Several accidents involving individual and multiple vehicles have already occurred in the south of the country on Thursday, according to Sweden's Transport Administration (Trafikverket).
“There's still snow and ice on the roads and we're working at full capacity. Unfortunately the salt doesn’t bind to the roads when it’s this cold, so we’re trying different blends of salt and gravel,” Trafikverket’s head of press Bengt Olsson told news agency TT.
Trains are also struggling to cope with the conditions. The lines between Simrishamn and Ystad, as well as Kalmar and Linköping are completely closed and will not open again until Friday.
In Stockholm, a fallen overhead power line led to commuter trains halting on the busy route between Södertälje and Märsta via the capital, as well as stopping long-distance trains between Stockholm and Uppsala. It is hoped that the problem will be resolved over Thursday afternoon.
In Sweden's furthest north meanwhile, avalanche warnings are in place for the area around Kebnekaise, where the risk is judged to be three (considerable) on the international avalanche danger scale running from one to five. It is the first time a warning of that level has been put in place for the mountain.
While the worst is believed to be over, more snow is expected to fall on Thursday in south-east Skåne and northern Kalmar, as well as the Östergötland cost. Some heavy snow could also fall in the south-eastern part of the Stockholm area.
And a fresh area of snow from the south-east is expected to move in over Götaland on Thursday night, though meteorologists say there is still a chance it could split up and disperse beforehand. In the north meanwhile, the big freeze will continue.
“Further north there’s more high-pressure weather. It's cold and clear across large parts of Norrland, and in northern Dalarna it has been just under minus 30 degrees Celsius during the night,” meteorologist Therese Gadd explained to TT.
Trafikverket advises anyone considering driving to stay up to date with the weather changes, and in particular to make sure to find out about the local weather conditions rather than relying on general reports.

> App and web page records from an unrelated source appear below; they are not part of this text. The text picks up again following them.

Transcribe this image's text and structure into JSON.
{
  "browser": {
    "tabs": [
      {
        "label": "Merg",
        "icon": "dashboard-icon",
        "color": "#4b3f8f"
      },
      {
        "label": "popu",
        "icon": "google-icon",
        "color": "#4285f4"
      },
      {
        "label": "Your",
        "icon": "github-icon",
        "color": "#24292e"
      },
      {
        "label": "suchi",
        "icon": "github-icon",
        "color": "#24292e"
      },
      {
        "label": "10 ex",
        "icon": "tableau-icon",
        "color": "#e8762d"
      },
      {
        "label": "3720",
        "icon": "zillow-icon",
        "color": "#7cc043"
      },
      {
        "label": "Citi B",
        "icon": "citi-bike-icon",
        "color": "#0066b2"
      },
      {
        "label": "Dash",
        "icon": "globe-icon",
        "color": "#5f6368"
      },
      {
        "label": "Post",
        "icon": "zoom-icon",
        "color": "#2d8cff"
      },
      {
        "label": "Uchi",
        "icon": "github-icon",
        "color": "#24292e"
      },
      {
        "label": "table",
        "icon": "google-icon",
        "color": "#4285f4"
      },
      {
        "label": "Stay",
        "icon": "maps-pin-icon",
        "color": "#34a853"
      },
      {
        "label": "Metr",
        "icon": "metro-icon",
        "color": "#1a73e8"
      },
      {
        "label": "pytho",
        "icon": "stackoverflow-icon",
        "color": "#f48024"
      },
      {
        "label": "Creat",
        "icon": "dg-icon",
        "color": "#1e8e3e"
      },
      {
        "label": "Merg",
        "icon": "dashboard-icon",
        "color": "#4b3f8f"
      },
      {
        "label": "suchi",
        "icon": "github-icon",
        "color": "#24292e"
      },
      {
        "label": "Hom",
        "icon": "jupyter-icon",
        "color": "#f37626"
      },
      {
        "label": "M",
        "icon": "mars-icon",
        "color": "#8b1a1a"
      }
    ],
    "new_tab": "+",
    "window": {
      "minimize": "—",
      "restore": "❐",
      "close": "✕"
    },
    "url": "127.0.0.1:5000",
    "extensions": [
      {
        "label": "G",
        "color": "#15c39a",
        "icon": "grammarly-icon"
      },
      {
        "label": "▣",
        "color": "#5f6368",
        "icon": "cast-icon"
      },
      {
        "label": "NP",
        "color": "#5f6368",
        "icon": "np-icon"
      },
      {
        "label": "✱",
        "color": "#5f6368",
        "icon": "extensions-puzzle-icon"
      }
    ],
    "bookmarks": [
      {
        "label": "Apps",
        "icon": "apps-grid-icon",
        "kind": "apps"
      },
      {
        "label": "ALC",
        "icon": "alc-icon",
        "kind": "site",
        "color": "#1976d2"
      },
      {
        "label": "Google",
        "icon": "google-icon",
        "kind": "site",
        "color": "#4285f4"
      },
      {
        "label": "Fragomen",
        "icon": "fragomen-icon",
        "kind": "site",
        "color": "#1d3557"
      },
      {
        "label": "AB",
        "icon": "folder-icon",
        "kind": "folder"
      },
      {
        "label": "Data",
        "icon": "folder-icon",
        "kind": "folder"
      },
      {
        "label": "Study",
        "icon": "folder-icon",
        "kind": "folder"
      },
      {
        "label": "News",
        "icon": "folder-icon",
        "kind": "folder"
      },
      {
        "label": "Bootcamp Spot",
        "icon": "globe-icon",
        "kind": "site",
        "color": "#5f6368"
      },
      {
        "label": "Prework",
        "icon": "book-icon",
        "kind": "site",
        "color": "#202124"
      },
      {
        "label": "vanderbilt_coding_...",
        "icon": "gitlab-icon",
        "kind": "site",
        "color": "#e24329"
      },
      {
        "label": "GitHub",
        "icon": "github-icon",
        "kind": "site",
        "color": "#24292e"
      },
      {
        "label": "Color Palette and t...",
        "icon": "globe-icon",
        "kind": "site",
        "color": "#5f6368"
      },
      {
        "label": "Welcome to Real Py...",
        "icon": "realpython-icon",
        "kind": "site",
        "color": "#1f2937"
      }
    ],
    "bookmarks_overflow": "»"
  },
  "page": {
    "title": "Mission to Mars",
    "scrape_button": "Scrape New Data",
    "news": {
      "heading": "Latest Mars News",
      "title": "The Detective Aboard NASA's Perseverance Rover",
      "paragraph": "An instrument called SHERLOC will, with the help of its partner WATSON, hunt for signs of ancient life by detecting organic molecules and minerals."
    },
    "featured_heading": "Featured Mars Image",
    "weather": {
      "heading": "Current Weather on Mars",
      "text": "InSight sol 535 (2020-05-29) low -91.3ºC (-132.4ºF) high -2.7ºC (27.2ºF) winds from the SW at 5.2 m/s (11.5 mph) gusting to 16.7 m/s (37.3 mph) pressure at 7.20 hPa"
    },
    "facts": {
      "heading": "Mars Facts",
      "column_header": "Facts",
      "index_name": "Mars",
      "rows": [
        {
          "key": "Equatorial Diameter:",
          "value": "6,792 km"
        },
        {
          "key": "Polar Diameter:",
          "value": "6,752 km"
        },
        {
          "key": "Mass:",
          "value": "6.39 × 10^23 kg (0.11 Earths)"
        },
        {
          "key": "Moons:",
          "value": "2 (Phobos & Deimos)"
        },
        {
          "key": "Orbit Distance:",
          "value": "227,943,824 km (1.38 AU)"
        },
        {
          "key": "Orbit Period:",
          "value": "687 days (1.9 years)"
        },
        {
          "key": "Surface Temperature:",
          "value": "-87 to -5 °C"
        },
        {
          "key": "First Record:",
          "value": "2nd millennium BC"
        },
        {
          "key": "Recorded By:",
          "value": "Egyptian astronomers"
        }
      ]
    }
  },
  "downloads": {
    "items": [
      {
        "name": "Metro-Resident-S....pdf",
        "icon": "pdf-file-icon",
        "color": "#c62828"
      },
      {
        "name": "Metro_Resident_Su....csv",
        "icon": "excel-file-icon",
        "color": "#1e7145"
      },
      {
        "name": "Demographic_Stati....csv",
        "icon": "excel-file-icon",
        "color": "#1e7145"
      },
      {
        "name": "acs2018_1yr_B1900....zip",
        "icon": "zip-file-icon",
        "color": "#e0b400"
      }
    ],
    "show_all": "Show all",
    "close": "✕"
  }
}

“Don't overestimate your own ability. In this kind of situation it can be more difficult than you think, even with studded tires on the car,” Olsson recommended.